What you want to say, you obviously can’t. A curt “Of course I have, you fucking moron” ain’t gonna fly with some bored clerk itching to use his new taser on someone’s nuts. So you can’t say that. Nor can you make a light joke of it. “Yes I have, but that was before I changed my name from Ali-Youssuf Islam”. Because US customs officials have no sense of humor, and even if they did, it would still be against the rules. I’m in NYC for a few days to see some friends and do some Christmas shopping. Since neither of the two are current options at Guantanamo, I simply nod curtly. And at long last, I am allowed to enter the country. Everyone says it’s because of 9/11 that travelers get treated like this. I call bullshit on that: the only change is that they don’t have to pretend to give a fuck any longer. It dawns on me that I’ve been selected “randomly” for security checks every time I’ve traveled stateside the past five years, inside as well as out. I’m still on meds, but fuck this, I’m so having a beer right now.

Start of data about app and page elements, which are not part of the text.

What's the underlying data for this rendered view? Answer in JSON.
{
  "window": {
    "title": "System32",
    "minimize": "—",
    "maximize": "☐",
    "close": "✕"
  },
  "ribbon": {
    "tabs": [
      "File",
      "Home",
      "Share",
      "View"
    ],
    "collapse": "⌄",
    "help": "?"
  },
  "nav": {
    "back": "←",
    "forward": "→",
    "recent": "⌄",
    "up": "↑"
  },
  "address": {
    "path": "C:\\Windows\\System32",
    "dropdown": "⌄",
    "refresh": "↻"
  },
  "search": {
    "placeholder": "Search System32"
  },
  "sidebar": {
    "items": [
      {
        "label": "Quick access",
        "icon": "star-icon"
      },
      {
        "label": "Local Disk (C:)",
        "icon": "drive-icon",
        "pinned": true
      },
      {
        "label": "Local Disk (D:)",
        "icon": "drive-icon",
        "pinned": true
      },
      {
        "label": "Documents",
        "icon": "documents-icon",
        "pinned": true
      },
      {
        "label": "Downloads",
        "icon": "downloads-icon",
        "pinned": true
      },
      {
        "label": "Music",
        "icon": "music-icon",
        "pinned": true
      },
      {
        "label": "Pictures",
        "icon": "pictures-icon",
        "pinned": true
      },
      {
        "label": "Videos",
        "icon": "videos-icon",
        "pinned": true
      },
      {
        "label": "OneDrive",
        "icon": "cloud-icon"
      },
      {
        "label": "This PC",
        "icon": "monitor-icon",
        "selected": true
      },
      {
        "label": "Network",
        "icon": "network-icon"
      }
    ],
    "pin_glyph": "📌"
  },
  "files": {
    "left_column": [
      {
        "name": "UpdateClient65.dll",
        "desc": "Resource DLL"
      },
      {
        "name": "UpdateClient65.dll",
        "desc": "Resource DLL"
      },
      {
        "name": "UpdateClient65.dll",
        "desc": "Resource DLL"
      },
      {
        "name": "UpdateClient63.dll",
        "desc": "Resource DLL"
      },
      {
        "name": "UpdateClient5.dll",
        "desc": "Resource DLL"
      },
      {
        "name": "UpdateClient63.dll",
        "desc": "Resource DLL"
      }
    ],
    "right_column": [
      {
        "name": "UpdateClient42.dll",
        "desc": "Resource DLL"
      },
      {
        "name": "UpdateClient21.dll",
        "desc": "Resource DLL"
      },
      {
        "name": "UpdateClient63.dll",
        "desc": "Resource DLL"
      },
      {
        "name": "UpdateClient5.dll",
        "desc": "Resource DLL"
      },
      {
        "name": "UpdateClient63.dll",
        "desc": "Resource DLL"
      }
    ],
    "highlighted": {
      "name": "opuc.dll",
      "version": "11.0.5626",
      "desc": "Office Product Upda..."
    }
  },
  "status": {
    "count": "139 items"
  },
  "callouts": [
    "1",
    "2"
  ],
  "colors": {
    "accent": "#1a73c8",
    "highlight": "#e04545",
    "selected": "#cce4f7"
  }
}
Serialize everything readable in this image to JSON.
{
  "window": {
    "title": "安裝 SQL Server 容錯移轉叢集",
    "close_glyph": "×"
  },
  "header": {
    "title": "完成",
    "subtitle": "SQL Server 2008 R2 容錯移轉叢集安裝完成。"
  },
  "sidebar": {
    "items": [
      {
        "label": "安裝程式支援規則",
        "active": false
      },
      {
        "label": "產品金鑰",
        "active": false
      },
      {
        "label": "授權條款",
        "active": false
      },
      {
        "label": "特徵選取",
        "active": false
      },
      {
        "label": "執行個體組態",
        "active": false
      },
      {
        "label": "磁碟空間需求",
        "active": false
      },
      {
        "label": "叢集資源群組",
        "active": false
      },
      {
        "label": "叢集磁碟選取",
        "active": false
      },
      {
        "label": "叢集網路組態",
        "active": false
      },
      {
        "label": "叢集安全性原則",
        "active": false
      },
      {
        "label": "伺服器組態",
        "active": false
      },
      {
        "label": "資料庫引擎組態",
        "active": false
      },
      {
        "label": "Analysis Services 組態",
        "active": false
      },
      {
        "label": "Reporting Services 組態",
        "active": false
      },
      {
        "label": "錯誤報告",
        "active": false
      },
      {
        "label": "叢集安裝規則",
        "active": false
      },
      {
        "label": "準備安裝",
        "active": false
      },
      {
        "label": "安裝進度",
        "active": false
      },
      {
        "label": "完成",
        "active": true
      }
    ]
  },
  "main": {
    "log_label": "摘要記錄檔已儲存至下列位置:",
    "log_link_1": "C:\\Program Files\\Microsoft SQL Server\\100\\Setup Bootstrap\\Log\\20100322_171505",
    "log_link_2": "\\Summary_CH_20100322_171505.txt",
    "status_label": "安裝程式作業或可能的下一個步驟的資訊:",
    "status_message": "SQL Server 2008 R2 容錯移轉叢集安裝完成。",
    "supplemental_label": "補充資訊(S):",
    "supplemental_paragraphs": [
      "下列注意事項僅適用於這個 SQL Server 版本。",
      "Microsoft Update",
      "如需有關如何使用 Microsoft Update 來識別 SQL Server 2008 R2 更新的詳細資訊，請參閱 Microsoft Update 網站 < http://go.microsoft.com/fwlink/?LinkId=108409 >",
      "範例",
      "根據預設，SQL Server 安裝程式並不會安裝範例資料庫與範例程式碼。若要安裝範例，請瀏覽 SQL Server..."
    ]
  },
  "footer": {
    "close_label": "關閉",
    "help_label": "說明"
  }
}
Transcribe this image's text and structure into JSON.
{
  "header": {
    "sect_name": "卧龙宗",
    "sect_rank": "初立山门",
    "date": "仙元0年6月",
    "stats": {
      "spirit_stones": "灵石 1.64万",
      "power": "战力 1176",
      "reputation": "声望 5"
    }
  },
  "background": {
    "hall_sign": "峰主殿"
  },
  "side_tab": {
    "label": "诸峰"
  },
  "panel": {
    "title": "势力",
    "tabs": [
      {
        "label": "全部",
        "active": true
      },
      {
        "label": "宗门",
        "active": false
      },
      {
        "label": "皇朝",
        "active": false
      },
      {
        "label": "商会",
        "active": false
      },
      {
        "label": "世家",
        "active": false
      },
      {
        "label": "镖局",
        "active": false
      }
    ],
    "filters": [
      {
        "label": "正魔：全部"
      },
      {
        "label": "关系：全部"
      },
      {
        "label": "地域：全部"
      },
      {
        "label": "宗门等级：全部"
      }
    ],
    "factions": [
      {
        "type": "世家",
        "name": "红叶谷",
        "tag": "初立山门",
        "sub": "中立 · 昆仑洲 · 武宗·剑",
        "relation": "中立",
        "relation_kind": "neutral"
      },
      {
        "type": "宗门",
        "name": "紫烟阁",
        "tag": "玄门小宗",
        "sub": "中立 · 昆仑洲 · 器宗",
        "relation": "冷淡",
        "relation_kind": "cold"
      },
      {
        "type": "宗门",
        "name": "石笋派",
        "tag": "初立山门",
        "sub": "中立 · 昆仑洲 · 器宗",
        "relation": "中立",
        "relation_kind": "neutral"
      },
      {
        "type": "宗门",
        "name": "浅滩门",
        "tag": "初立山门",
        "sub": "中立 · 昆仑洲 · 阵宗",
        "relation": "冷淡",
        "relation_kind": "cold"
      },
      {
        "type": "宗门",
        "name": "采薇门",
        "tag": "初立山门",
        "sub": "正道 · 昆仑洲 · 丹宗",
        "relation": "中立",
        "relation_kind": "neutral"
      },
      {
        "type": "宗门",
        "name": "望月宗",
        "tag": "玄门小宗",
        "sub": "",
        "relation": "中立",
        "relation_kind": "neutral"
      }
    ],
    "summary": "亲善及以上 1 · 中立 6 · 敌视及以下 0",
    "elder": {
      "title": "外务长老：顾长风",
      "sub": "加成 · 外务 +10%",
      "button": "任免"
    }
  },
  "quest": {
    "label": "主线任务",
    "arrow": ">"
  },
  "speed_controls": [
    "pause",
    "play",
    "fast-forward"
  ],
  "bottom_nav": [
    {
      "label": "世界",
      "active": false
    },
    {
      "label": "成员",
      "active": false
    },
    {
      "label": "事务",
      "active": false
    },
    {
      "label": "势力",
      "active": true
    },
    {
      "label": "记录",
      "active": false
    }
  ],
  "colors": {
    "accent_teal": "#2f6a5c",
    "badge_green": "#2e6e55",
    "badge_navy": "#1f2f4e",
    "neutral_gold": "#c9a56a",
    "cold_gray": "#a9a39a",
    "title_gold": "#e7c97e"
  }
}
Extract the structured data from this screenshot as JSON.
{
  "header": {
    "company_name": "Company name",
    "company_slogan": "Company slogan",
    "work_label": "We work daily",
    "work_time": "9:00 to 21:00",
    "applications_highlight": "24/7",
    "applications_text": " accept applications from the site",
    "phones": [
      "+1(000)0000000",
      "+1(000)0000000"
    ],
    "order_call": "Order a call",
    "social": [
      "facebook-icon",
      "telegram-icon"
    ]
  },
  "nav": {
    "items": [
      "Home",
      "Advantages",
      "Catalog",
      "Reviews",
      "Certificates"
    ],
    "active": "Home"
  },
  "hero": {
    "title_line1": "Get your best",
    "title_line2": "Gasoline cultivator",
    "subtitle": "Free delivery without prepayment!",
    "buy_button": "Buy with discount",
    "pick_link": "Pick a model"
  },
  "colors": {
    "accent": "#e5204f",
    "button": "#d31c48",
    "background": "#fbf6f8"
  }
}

New York, New York, the city so nice they named it twice. Manhattan alone has a population of something like 9 million, which is twice the population of my entire country. Furthermore, they’re all – each and every damn one of them – in my way. Fifth Ave at Christmastime is a nightmare, besieged by slavering hordes of Christmas shoppers, eyes burning with the fierce flames of ambition and determination; they come at you in waves that Moses himself would be hard pressed to part. Because of this, I end up buying an ill-fitting suit. Damn you all.
I don’t care – I love being a tourist at times, and why not? Most New Yorkers can’t be bothered to visit the Empire State Building, for example, and I suppose I can’t blame them – after all, why would you want to wait in line with a gaggle of foreign fuckers with Nikons just to get a birds-eye view of the city? And forget romance. The only time in recent history (and outside of Hollywood) Tom Hanks could meet Meg Ryan on the observation deck with no other people, would have been on 9/11. Still, I’ve never been up here after dark, and I must say it’s quite grand. Megacities like these are still few and far between; it’s our common future, I reckon, but not in our lifetimes. It’s unreal to be so high, and half the city looks culled from Blade Runner. Mysterious and otherworldly, tomorrow beckons to you from a few blocks over, and I’m almost prepared to forgive the Port Authority. Almost.
I know jack about Harlem. Well, that’s not true. I know stuff because I’ve read about it or seen it in movies, but being in the place itself, hanging out and walking around, that’s very nearly terra incognita for me. Been up here once before, to see the cathedral. Until I first took the bus from Providence to NYC, I had no idea there was even a cathedral here, much less the biggest in the world. But I still remember how it rose at me from the fog that time, and my surprise. I had no idea it was badly damaged in a fire only a few months after I first visited, but at least I’m pretty sure it wasn’t my fault. Still, it’s odd how alien you feel, simply getting off at 110th and Lexington; Central Park is only a few blocks over, but you still feel like you stand out like a sore thumb. Park Avenue looks pretty worn down up here, and since we’re low on time as is, we quickly head over to the West Side to check out the cathedral. It’s a strange change for such a few streets, but that’s New York for you.